The most common questions parents have about their children’s sleep problems are posed after office hours at night, according to a phone app developed by Johnson & Johnson, the baby products company.
Over three months, 365 users submitted a question to the “Ask the Expert” feature on the app for iPhone. Jodi Mindell, PhD and her team answer questions submitted to the app and respond within 48 hours. They found that 37 percent of questions are submitted between midnight and 6 a.m., while 22 percent inquire between 6 p.m. and midnight about children’s sleep problems.
“Times when professional help is typically not available,” observed Dr. Mindell, who also serves as psychology professor at St. Joseph’s University in Philadelphia and associate director of the Sleep Center at the Children’s Hospital of Philadelphia.
Most of the children with sleep problems — 68 percent — were between 3 months and 11 months. Twenty percent were toddlers age 12 months to 36 months. Twelve percent were newborns from birth to two months. Sixty-nine percent of the app users were mothers around age 28.
Babies wake up naturally two to six times a night, Mindell said, and may be helped by “a consistent bedtime routine with a bath, changing into pajamas, and reading two stories, in the case of toddlers,” to help them fall back to sleep.
Mindell said users of Johnson’s Bedtime Baby Sleep app will be able to upload information in a few weeks about their child and receive a customized sleep analysis, including a sleep score and advice for improving their child’s sleep.
Though the iPhone application provided helpful information, it also highlighted the need for contact with health professionals. Mindell recommends that parents consult their pediatrician during office hours about any sleep problems their child may be experiencing, and discuss age-appropriate interventions.

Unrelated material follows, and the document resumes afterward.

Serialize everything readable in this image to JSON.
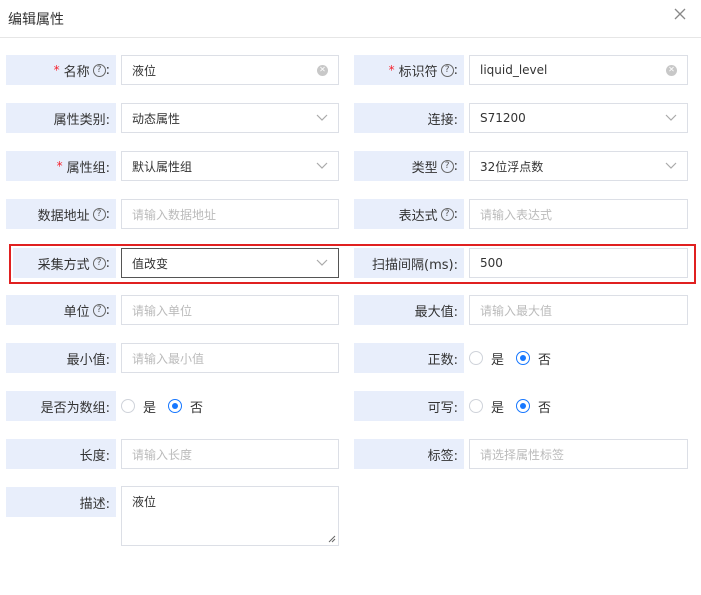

She and her team presented the sleep results at the American Academy of Pediatrics National Conference in New Orleans. The study, “An iPhone Application for Infant and Toddler Sleep: Characteristics and Concerns of Users,” reviewed information from nearly 8,000 users who took advantage of a free app.
By Sharon Kay